Page and application data records:
####################

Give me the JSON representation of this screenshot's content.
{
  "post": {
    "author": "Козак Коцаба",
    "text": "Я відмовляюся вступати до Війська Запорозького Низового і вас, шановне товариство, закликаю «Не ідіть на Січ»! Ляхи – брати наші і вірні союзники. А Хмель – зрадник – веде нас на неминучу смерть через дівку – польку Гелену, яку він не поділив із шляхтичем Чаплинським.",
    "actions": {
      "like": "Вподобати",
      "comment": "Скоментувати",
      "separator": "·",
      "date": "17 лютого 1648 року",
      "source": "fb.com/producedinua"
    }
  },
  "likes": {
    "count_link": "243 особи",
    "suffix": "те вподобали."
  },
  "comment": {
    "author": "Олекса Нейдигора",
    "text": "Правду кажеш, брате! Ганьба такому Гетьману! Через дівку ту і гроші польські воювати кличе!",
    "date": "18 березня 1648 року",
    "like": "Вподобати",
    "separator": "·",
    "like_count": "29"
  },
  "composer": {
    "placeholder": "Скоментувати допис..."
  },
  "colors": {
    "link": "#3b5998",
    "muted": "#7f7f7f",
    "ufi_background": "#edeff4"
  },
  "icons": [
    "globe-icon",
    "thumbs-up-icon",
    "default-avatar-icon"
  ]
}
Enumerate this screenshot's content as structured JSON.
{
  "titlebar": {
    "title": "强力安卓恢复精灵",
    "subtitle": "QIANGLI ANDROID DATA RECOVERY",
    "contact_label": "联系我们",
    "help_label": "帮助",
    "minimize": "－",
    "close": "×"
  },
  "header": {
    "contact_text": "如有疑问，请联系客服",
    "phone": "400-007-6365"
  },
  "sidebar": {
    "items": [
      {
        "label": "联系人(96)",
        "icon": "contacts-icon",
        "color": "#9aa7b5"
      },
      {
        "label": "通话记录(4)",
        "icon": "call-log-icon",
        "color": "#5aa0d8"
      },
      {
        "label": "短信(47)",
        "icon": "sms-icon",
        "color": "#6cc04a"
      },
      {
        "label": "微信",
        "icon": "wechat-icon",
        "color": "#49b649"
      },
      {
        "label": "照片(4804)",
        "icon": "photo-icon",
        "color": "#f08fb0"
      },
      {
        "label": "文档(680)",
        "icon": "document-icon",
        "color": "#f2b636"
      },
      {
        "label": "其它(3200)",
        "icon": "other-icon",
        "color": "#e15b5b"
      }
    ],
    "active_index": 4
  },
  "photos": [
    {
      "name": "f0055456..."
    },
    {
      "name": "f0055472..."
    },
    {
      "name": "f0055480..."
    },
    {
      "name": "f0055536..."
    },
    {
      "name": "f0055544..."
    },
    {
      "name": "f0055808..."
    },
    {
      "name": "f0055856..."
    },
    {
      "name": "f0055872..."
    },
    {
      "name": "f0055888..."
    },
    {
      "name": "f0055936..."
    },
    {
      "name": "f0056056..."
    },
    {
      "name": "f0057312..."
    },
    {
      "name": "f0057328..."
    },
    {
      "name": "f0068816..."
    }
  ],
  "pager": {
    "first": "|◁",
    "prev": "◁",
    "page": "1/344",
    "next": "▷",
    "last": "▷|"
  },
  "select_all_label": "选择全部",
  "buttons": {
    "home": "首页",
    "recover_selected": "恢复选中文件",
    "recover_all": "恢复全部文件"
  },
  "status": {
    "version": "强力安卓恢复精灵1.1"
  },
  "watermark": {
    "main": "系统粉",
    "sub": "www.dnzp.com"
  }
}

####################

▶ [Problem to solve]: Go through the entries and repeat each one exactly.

▶ [Your solution]:
Give me the JSON representation of this screenshot's content.
{
  "post": {
    "author": "Козак Коцаба",
    "text": "Я відмовляюся вступати до Війська Запорозького Низового і вас, шановне товариство, закликаю «Не ідіть на Січ»! Ляхи – брати наші і вірні союзники. А Хмель – зрадник – веде нас на неминучу смерть через дівку – польку Гелену, яку він не поділив із шляхтичем Чаплинським.",
    "actions": {
      "like": "Вподобати",
      "comment": "Скоментувати",
      "separator": "·",
      "date": "17 лютого 1648 року",
      "source": "fb.com/producedinua"
    }
  },
  "likes": {
    "count_link": "243 особи",
    "suffix": "те вподобали."
  },
  "comment": {
    "author": "Олекса Нейдигора",
    "text": "Правду кажеш, брате! Ганьба такому Гетьману! Через дівку ту і гроші польські воювати кличе!",
    "date": "18 березня 1648 року",
    "like": "Вподобати",
    "separator": "·",
    "like_count": "29"
  },
  "composer": {
    "placeholder": "Скоментувати допис..."
  },
  "colors": {
    "link": "#3b5998",
    "muted": "#7f7f7f",
    "ufi_background": "#edeff4"
  },
  "icons": [
    "globe-icon",
    "thumbs-up-icon",
    "default-avatar-icon"
  ]
}
Enumerate this screenshot's content as structured JSON.
{
  "titlebar": {
    "title": "强力安卓恢复精灵",
    "subtitle": "QIANGLI ANDROID DATA RECOVERY",
    "contact_label": "联系我们",
    "help_label": "帮助",
    "minimize": "－",
    "close": "×"
  },
  "header": {
    "contact_text": "如有疑问，请联系客服",
    "phone": "400-007-6365"
  },
  "sidebar": {
    "items": [
      {
        "label": "联系人(96)",
        "icon": "contacts-icon",
        "color": "#9aa7b5"
      },
      {
        "label": "通话记录(4)",
        "icon": "call-log-icon",
        "color": "#5aa0d8"
      },
      {
        "label": "短信(47)",
        "icon": "sms-icon",
        "color": "#6cc04a"
      },
      {
        "label": "微信",
        "icon": "wechat-icon",
        "color": "#49b649"
      },
      {
        "label": "照片(4804)",
        "icon": "photo-icon",
        "color": "#f08fb0"
      },
      {
        "label": "文档(680)",
        "icon": "document-icon",
        "color": "#f2b636"
      },
      {
        "label": "其它(3200)",
        "icon": "other-icon",
        "color": "#e15b5b"
      }
    ],
    "active_index": 4
  },
  "photos": [
    {
      "name": "f0055456..."
    },
    {
      "name": "f0055472..."
    },
    {
      "name": "f0055480..."
    },
    {
      "name": "f0055536..."
    },
    {
      "name": "f0055544..."
    },
    {
      "name": "f0055808..."
    },
    {
      "name": "f0055856..."
    },
    {
      "name": "f0055872..."
    },
    {
      "name": "f0055888..."
    },
    {
      "name": "f0055936..."
    },
    {
      "name": "f0056056..."
    },
    {
      "name": "f0057312..."
    },
    {
      "name": "f0057328..."
    },
    {
      "name": "f0068816..."
    }
  ],
  "pager": {
    "first": "|◁",
    "prev": "◁",
    "page": "1/344",
    "next": "▷",
    "last": "▷|"
  },
  "select_all_label": "选择全部",
  "buttons": {
    "home": "首页",
    "recover_selected": "恢复选中文件",
    "recover_all": "恢复全部文件"
  },
  "status": {
    "version": "强力安卓恢复精灵1.1"
  },
  "watermark": {
    "main": "系统粉",
    "sub": "www.dnzp.com"
  }
}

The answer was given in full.